### PROVIDED DATA

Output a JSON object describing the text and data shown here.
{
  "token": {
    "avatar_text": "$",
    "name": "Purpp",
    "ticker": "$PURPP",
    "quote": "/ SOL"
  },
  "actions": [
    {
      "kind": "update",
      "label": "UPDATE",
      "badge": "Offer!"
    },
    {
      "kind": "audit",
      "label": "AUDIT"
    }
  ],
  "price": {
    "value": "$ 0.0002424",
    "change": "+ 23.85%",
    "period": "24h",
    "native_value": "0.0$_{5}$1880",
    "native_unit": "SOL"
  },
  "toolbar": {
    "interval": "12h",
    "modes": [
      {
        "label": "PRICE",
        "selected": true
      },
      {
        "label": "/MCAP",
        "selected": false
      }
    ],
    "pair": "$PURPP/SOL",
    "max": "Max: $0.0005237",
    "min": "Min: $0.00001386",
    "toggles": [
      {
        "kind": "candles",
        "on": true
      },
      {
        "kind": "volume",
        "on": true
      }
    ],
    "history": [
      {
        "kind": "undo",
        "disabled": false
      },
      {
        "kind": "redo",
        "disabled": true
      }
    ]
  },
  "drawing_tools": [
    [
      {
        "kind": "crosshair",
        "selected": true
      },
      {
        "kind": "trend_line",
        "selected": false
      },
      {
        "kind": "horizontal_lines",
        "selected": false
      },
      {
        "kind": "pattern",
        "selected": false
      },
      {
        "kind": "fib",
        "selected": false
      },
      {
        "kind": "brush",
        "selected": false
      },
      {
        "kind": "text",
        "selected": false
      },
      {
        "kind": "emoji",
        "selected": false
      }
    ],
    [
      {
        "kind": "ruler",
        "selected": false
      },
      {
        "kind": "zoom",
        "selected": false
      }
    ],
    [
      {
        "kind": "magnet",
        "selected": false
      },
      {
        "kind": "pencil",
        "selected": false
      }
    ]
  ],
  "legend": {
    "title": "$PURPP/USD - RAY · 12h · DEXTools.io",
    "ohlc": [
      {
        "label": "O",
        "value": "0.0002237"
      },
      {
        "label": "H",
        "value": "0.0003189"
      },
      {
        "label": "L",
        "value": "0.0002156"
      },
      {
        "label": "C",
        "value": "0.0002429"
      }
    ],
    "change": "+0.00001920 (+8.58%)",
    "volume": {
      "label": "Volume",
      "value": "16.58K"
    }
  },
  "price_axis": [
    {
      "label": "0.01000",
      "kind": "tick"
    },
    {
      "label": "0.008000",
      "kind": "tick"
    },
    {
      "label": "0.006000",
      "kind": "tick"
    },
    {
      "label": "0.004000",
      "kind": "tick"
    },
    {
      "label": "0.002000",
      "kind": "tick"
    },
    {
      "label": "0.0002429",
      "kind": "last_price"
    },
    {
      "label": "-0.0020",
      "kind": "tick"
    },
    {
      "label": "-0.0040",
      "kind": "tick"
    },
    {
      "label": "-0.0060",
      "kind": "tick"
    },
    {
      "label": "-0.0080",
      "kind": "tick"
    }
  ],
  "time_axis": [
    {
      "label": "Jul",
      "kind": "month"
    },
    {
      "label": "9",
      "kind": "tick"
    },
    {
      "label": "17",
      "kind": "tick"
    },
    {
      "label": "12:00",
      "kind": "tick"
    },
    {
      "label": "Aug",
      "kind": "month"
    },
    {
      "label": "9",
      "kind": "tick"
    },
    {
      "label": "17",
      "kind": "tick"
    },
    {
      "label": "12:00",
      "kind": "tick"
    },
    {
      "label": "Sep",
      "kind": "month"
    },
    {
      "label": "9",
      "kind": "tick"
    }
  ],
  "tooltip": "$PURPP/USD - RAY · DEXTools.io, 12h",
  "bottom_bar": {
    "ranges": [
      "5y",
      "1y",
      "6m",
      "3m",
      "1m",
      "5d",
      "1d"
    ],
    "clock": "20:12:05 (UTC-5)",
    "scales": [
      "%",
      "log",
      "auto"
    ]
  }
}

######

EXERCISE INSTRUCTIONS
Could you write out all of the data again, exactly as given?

RESULT BELOW
Output a JSON object describing the text and data shown here.
{
  "token": {
    "avatar_text": "$",
    "name": "Purpp",
    "ticker": "$PURPP",
    "quote": "/ SOL"
  },
  "actions": [
    {
      "kind": "update",
      "label": "UPDATE",
      "badge": "Offer!"
    },
    {
      "kind": "audit",
      "label": "AUDIT"
    }
  ],
  "price": {
    "value": "$ 0.0002424",
    "change": "+ 23.85%",
    "period": "24h",
    "native_value": "0.0$_{5}$1880",
    "native_unit": "SOL"
  },
  "toolbar": {
    "interval": "12h",
    "modes": [
      {
        "label": "PRICE",
        "selected": true
      },
      {
        "label": "/MCAP",
        "selected": false
      }
    ],
    "pair": "$PURPP/SOL",
    "max": "Max: $0.0005237",
    "min": "Min: $0.00001386",
    "toggles": [
      {
        "kind": "candles",
        "on": true
      },
      {
        "kind": "volume",
        "on": true
      }
    ],
    "history": [
      {
        "kind": "undo",
        "disabled": false
      },
      {
        "kind": "redo",
        "disabled": true
      }
    ]
  },
  "drawing_tools": [
    [
      {
        "kind": "crosshair",
        "selected": true
      },
      {
        "kind": "trend_line",
        "selected": false
      },
      {
        "kind": "horizontal_lines",
        "selected": false
      },
      {
        "kind": "pattern",
        "selected": false
      },
      {
        "kind": "fib",
        "selected": false
      },
      {
        "kind": "brush",
        "selected": false
      },
      {
        "kind": "text",
        "selected": false
      },
      {
        "kind": "emoji",
        "selected": false
      }
    ],
    [
      {
        "kind": "ruler",
        "selected": false
      },
      {
        "kind": "zoom",
        "selected": false
      }
    ],
    [
      {
        "kind": "magnet",
        "selected": false
      },
      {
        "kind": "pencil",
        "selected": false
      }
    ]
  ],
  "legend": {
    "title": "$PURPP/USD - RAY · 12h · DEXTools.io",
    "ohlc": [
      {
        "label": "O",
        "value": "0.0002237"
      },
      {
        "label": "H",
        "value": "0.0003189"
      },
      {
        "label": "L",
        "value": "0.0002156"
      },
      {
        "label": "C",
        "value": "0.0002429"
      }
    ],
    "change": "+0.00001920 (+8.58%)",
    "volume": {
      "label": "Volume",
      "value": "16.58K"
    }
  },
  "price_axis": [
    {
      "label": "0.01000",
      "kind": "tick"
    },
    {
      "label": "0.008000",
      "kind": "tick"
    },
    {
      "label": "0.006000",
      "kind": "tick"
    },
    {
      "label": "0.004000",
      "kind": "tick"
    },
    {
      "label": "0.002000",
      "kind": "tick"
    },
    {
      "label": "0.0002429",
      "kind": "last_price"
    },
    {
      "label": "-0.0020",
      "kind": "tick"
    },
    {
      "label": "-0.0040",
      "kind": "tick"
    },
    {
      "label": "-0.0060",
      "kind": "tick"
    },
    {
      "label": "-0.0080",
      "kind": "tick"
    }
  ],
  "time_axis": [
    {
      "label": "Jul",
      "kind": "month"
    },
    {
      "label": "9",
      "kind": "tick"
    },
    {
      "label": "17",
      "kind": "tick"
    },
    {
      "label": "12:00",
      "kind": "tick"
    },
    {
      "label": "Aug",
      "kind": "month"
    },
    {
      "label": "9",
      "kind": "tick"
    },
    {
      "label": "17",
      "kind": "tick"
    },
    {
      "label": "12:00",
      "kind": "tick"
    },
    {
      "label": "Sep",
      "kind": "month"
    },
    {
      "label": "9",
      "kind": "tick"
    }
  ],
  "tooltip": "$PURPP/USD - RAY · DEXTools.io, 12h",
  "bottom_bar": {
    "ranges": [
      "5y",
      "1y",
      "6m",
      "3m",
      "1m",
      "5d",
      "1d"
    ],
    "clock": "20:12:05 (UTC-5)",
    "scales": [
      "%",
      "log",
      "auto"
    ]
  }
}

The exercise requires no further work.